On this note, the Constitutional Chamber’s rulings 0071 and 0072 take a decisive step on this direction. These rulings were issued in response to constitutional petitions directed at suspending the designations and functions of the existing directive members of the Primero Justicia and Acción Democrática opposition parties, respectively, for alleged irregularities in their designation and exercise of their prerogatives. The decisions suspended the parties’ existing directives, appointed other ad hoc members with alleged will to cooperate/collaborate with the regime, ordered the parties’ reorganisation and allowed the new authorities to propose candidates and make use of the party’s name to contest elections, among other decisions. Whilst this kind of ‘judicial intervention of opposition parties’ has happened before, it is the first time they take place against two of the four most important parties of the organised political opposition, as a deliberate attempt to eliminate their effective political participation and the representation of the interests of their constituents.

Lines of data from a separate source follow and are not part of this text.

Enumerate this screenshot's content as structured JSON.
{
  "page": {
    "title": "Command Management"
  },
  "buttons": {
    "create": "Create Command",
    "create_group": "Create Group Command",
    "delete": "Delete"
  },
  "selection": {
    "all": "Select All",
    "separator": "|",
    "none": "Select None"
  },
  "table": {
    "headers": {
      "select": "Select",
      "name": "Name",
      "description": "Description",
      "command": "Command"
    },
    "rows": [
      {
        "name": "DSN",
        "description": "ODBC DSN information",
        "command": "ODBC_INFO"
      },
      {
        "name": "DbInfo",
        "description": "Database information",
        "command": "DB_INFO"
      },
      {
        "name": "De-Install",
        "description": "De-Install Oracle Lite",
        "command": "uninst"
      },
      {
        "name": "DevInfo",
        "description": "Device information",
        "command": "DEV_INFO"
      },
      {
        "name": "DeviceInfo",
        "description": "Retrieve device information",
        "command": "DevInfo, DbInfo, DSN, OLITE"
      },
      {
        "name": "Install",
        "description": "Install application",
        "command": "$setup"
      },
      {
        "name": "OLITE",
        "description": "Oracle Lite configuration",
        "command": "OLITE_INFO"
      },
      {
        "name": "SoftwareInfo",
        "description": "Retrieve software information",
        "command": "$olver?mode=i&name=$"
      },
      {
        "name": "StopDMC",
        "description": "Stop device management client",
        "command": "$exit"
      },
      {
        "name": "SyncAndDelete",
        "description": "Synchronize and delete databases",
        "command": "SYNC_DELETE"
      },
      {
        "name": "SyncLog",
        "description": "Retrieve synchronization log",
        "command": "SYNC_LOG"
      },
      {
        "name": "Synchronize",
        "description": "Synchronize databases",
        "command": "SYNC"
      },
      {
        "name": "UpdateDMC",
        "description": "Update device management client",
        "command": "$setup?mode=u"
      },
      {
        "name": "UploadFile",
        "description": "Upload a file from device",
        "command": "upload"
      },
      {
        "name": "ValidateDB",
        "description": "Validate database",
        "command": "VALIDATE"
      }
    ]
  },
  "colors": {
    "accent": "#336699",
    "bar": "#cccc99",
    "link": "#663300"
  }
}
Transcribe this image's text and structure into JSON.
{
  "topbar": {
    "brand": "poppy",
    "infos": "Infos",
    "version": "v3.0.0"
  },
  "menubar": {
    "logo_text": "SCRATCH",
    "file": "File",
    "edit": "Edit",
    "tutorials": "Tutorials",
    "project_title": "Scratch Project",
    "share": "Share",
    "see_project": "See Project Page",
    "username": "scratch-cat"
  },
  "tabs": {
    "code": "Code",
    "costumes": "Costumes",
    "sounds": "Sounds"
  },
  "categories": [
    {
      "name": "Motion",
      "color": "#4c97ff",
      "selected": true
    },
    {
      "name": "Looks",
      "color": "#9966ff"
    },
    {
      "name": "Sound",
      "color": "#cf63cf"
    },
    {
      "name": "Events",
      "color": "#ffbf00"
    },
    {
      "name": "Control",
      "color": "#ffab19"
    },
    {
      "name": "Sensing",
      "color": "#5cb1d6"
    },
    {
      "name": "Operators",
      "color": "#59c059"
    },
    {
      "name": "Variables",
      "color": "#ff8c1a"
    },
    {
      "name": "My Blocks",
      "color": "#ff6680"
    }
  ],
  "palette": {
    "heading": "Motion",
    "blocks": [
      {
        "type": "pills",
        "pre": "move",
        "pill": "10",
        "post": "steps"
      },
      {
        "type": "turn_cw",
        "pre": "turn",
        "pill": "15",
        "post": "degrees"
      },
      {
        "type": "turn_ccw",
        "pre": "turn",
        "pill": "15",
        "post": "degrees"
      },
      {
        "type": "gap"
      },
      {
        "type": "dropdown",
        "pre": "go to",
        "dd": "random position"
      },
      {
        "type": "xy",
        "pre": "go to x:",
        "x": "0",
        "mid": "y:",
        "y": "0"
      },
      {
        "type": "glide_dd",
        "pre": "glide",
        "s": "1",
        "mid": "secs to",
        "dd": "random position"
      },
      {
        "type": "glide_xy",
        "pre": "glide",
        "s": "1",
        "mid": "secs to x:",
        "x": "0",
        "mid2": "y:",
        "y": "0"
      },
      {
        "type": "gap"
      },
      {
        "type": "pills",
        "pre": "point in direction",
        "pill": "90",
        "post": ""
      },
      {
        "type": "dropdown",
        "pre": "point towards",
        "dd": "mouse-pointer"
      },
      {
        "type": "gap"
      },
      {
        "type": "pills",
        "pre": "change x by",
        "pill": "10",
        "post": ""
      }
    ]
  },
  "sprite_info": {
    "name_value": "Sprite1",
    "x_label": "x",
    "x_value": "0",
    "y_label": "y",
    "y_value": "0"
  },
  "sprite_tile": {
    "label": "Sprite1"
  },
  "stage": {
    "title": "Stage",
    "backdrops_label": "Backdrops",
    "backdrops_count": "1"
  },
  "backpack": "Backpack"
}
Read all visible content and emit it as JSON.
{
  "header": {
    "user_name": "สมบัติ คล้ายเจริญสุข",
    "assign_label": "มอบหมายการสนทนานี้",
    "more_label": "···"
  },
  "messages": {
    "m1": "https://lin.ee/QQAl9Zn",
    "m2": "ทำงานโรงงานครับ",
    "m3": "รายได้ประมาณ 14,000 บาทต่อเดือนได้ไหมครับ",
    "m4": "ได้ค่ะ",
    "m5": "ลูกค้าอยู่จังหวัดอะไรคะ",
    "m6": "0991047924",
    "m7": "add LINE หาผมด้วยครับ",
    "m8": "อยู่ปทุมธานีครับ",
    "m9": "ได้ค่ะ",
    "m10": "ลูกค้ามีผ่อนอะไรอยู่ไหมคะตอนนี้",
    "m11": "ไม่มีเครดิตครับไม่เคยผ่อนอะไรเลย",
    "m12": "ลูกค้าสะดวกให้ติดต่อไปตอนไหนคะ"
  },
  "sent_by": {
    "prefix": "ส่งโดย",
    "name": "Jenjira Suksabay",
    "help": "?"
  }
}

These are very important judicial interventions by the TSJ that merit attention in comparative perspective. The Venezuelan Supreme Court’s position within the institutional structure of Venezuela’s authoritarian regime offers valuable lessons for scholars of law and courts in authoritarian societies. Based on recent caselaw and a history of collaboration with Maduro’s regime, we can rest assure that this role will remain critical throughout its effort to consolidate and institutionalise their rule in the coming years.
Suggested Citation: Raul A. Sanchez Urribarri, The Constitutional Chamber’s Recent Decisions to Enable Legislative Elections in Autocratic Venezuela, Int’l J. Const. L. Blog, July 3, 2020, at: http://www.iconnectblog.com/2020/06/the-constitutional-chamber’s-recent-decisions-to-enable-legislative-elections-in-autocratic-venezuela